Torsell lived next door to Snider Sr. on Darius Avenue in Rangely.
“I was a neighbor for three years,” Torsell said of Snider Sr. “I saw him every day. We always said hello. I think you would probably hear from 100 percent of the people who knew him that he was a great guy. He never talked bad about anybody. He was hard working. He was constantly doing things around the house. There wasn’t one time he didn’t ask me if I needed help if he saw me outside doing something. During that bad winter we had a couple of years ago, he pretty much plowed the snow for everybody in the neighborhood.”
Torsell last saw Snider Sr. on July 2, the day before authorities found his body in the living room of his house.
“He was in his truck driving to work, I believe,” Torsell said. “He looked like he was heading out to the mine. Those are the people who knew him the best, the miners.”
Snider Sr. worked at the Deserado Mine for nearly 20 years. Jeff Rector of Rangely, who used to work at the mine, knew the elder Snider.
“Jerry was kind of one of those guys who always had a smile on his face, just a carefree soul,” Rector said. “I can’t imagine anybody trying to hurt that guy.”
Dylan Smuts, a 1998 Rangely High School graduate, who worked with Snider Sr. at the mine, knew the younger Snider from school.
“I knew his kid first. We were the same age,” Smuts said. “We went to school together. We always called him Little Jerry. I can’t remember how long he (Snider Jr.) went to school here. He was actually a very funny kid, just a crackup. But he always had a bad temper. He kept getting in trouble.

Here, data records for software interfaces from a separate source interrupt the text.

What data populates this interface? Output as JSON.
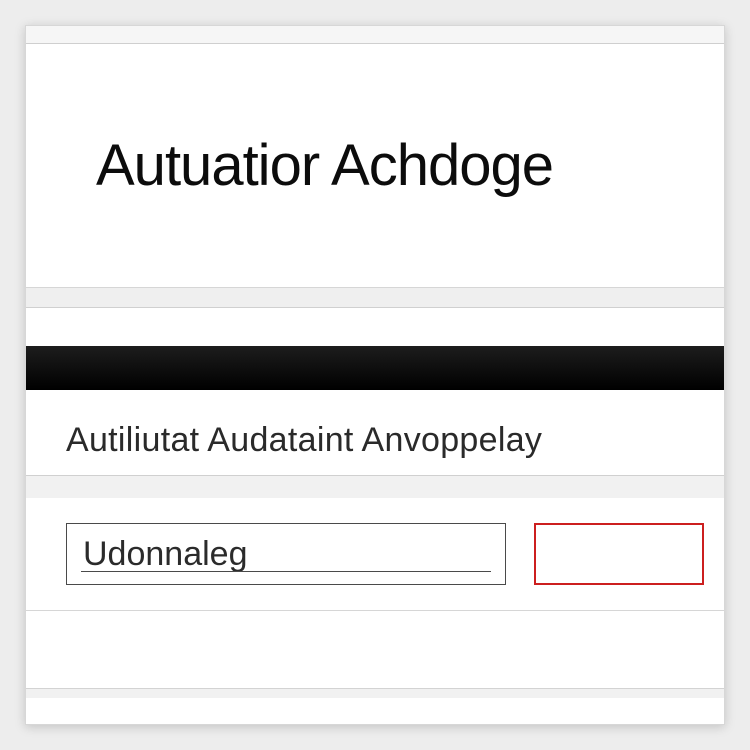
{
  "header": {
    "title": "Autuatior Achdoge"
  },
  "section": {
    "label": "Autiliutat Audataint Anvoppelay"
  },
  "form": {
    "input_value": "Udonnaleg",
    "action_label": ""
  }
}
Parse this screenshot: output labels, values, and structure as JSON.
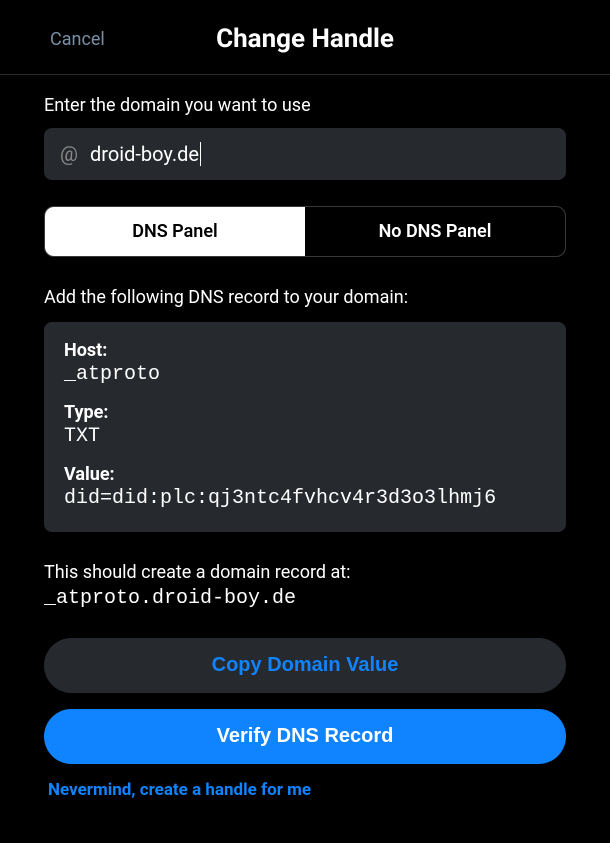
{
  "header": {
    "cancel": "Cancel",
    "title": "Change Handle"
  },
  "domain": {
    "prompt": "Enter the domain you want to use",
    "at": "@",
    "value": "droid-boy.de"
  },
  "tabs": {
    "dns_panel": "DNS Panel",
    "no_dns_panel": "No DNS Panel"
  },
  "dns": {
    "instruction": "Add the following DNS record to your domain:",
    "host_label": "Host:",
    "host_value": "_atproto",
    "type_label": "Type:",
    "type_value": "TXT",
    "value_label": "Value:",
    "value_value": "did=did:plc:qj3ntc4fvhcv4r3d3o3lhmj6"
  },
  "result": {
    "text": "This should create a domain record at:",
    "domain": "_atproto.droid-boy.de"
  },
  "buttons": {
    "copy": "Copy Domain Value",
    "verify": "Verify DNS Record",
    "nevermind": "Nevermind, create a handle for me"
  }
}
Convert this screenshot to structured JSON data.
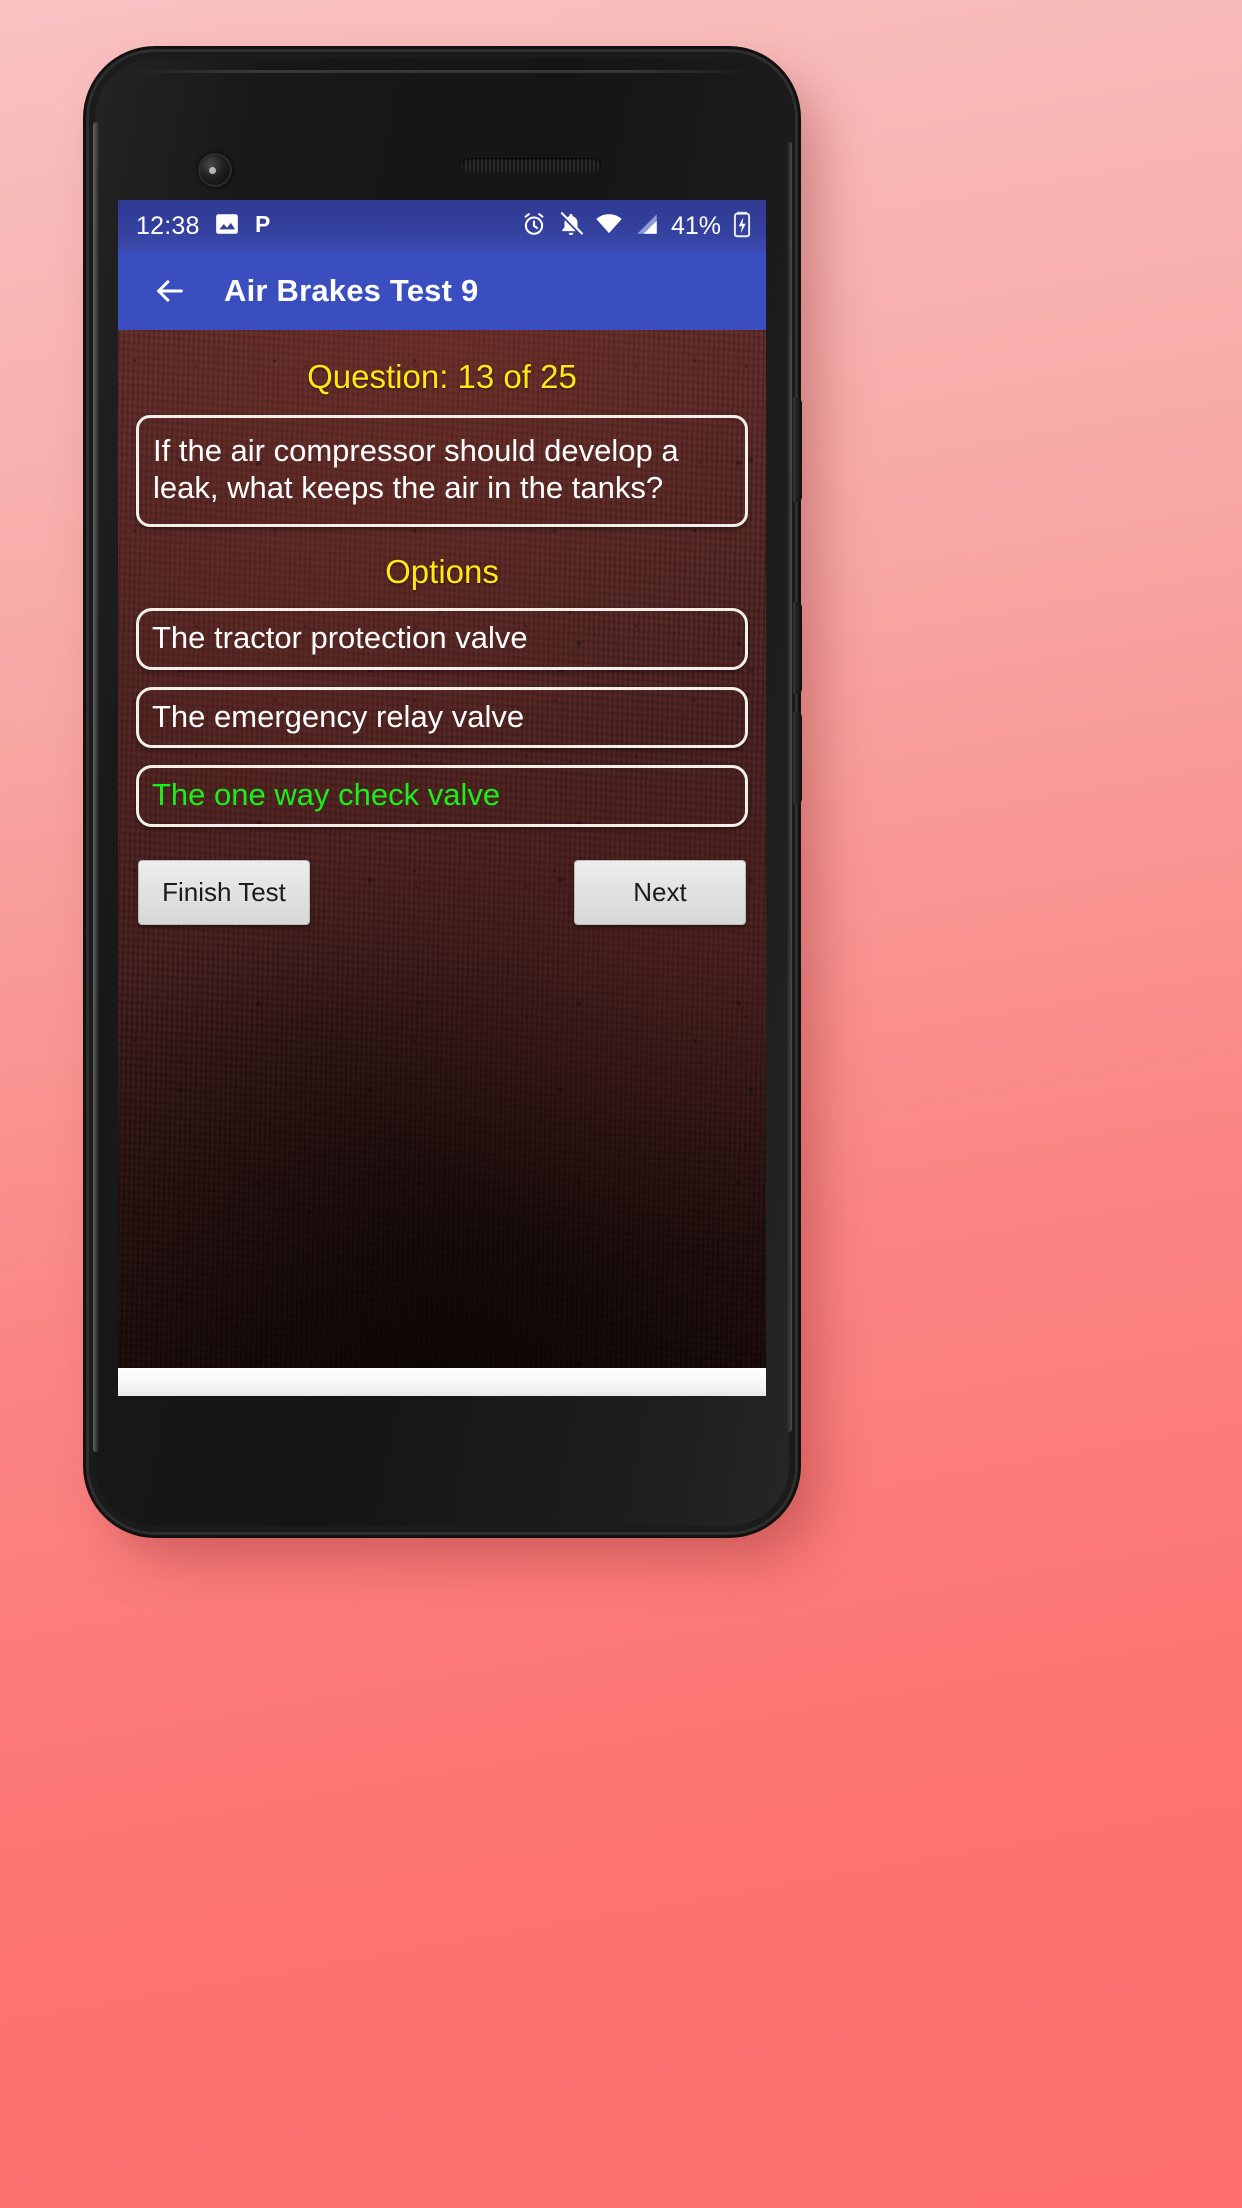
{
  "device": {
    "name": "android-phone",
    "hardware": {
      "front_camera": "camera-icon",
      "earpiece": "speaker-grille",
      "proximity_sensor": "proximity-sensor",
      "power_button": "power-button",
      "volume_up": "volume-up-button",
      "volume_down": "volume-down-button"
    }
  },
  "colors": {
    "status_bar": "#33409d",
    "app_bar": "#3b4ec0",
    "accent_yellow": "#ffe815",
    "selected_green": "#19f019",
    "card_border": "#f2eee8",
    "content_bg": "#4a2320",
    "button_face": "#e2e3e3"
  },
  "status_bar": {
    "clock": "12:38",
    "battery_percent": "41%",
    "left_icons": [
      "image-icon",
      "p-app-icon"
    ],
    "right_icons": [
      "alarm-clock-icon",
      "notifications-muted-icon",
      "wifi-icon",
      "cellular-signal-icon",
      "battery-charging-icon"
    ]
  },
  "app_bar": {
    "back_icon": "back-arrow-icon",
    "title": "Air Brakes Test 9"
  },
  "quiz": {
    "counter": "Question: 13 of 25",
    "question_number": 13,
    "question_total": 25,
    "question": "If the air compressor should develop a leak, what keeps the air in the tanks?",
    "options_label": "Options",
    "options": [
      {
        "text": "The tractor protection valve",
        "selected": false
      },
      {
        "text": "The emergency relay valve",
        "selected": false
      },
      {
        "text": "The one way check valve",
        "selected": true
      }
    ]
  },
  "buttons": {
    "finish": "Finish Test",
    "next": "Next"
  }
}
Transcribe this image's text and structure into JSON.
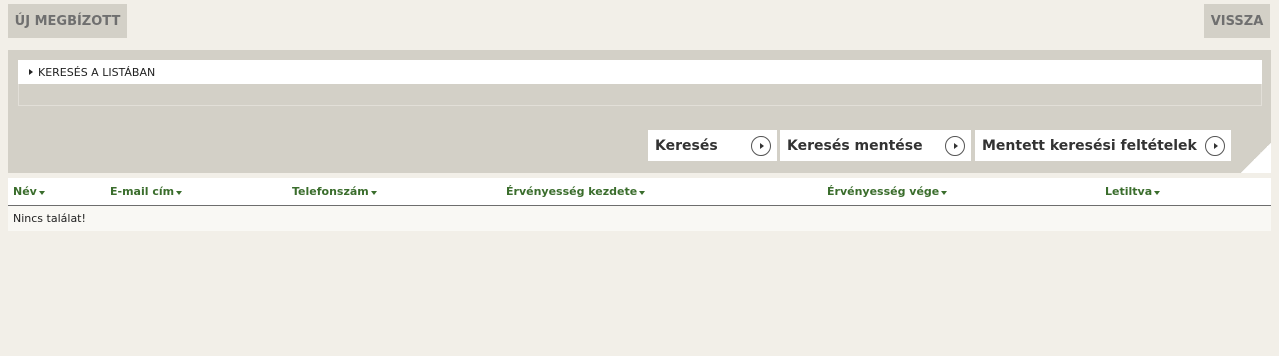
{
  "toolbar": {
    "new_label": "ÚJ MEGBÍZOTT",
    "back_label": "VISSZA"
  },
  "search_panel": {
    "header_label": "KERESÉS A LISTÁBAN",
    "buttons": {
      "search": "Keresés",
      "save_search": "Keresés mentése",
      "saved_criteria": "Mentett keresési feltételek"
    }
  },
  "table": {
    "columns": [
      "Név",
      "E-mail cím",
      "Telefonszám",
      "Érvényesség kezdete",
      "Érvényesség vége",
      "Letiltva"
    ],
    "empty_message": "Nincs találat!"
  },
  "colors": {
    "background": "#f2efe8",
    "panel": "#d3d0c7",
    "header_text": "#3a6d2c"
  }
}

“The divorce was hard on him,” Smuts said of Snider Sr. “That was probably around ’92 or ’93. I would have been in middle school. I remember in sixth or seventh grade and Little Jerry was here, but (at some point) he went back to Paonia to live with his mom.”
After high school, Smuts worked at the Deserado Mine for about a year and half or two years, which is how he became friends with the elder Snider.
“We rode together to work,” Smuts said. “‘Whip’ drove most of the time, because I always had a broke-down vehicle. That was probably a downfall for him. He was always giving. He’d give the shirt off his back, he really would, for anybody.
“He was a lot older than me, but we just hung out quite a bit. He was just easy going,” Smuts added. “That was his social life, the guys at work. People didn’t really know ‘Whip.’ He just kind of did his own thing. He didn’t drink or nothing. He was a pretty quiet guy. He really loved woodworking, and he was really good at it.”
Smuts said he was aware Snider Jr. was back in Rangely and he had heard he was doing better.
“I knew he had come back,” Smuts said. “He was supposed to have gotten clean. I knew Little Jerry had a temper, but I didn’t think he would do that (allegedly kill his father). He’ll have plenty of time to think about it, which he should. A guy tries to help you, your dad, and that’s what you do.”
Larry Ungaro of Rangely also worked at the mine with Snider Sr.
“He was kind of a quiet guy, but he would laugh and joke with people,” Ungaro said. “At the coal mine, he never had no trouble that I know about. He just did his work and got along with everybody.
“I was really surprised when I heard what happened,” said Ungaro, who retired from the mine in 2008 after 22 years. “It was just tragic. I know he had trouble with his boy. I heard him say something one time at the mine that he was getting tired of bailing him out of jail. That was several years ago.”
Ungaro said he knew of Snider Sr.’s family from Paonia.
“He was from Paonia, which is where we’re from,” Ungaro said. “He had a brother who just died about a month ago. His mother still lives there. He had three brothers and two sisters, I think. They lived just up from my dad. It’s a sad deal.”
Jerry LeBleu of Rangely, owner of Professional Touch Auto Repair and Towing, said Snider Sr. had been a customer.
“He has been a longtime customer,” LeBleu said. “I never knew the boy. I didn’t know, truthfully, he had a boy. ”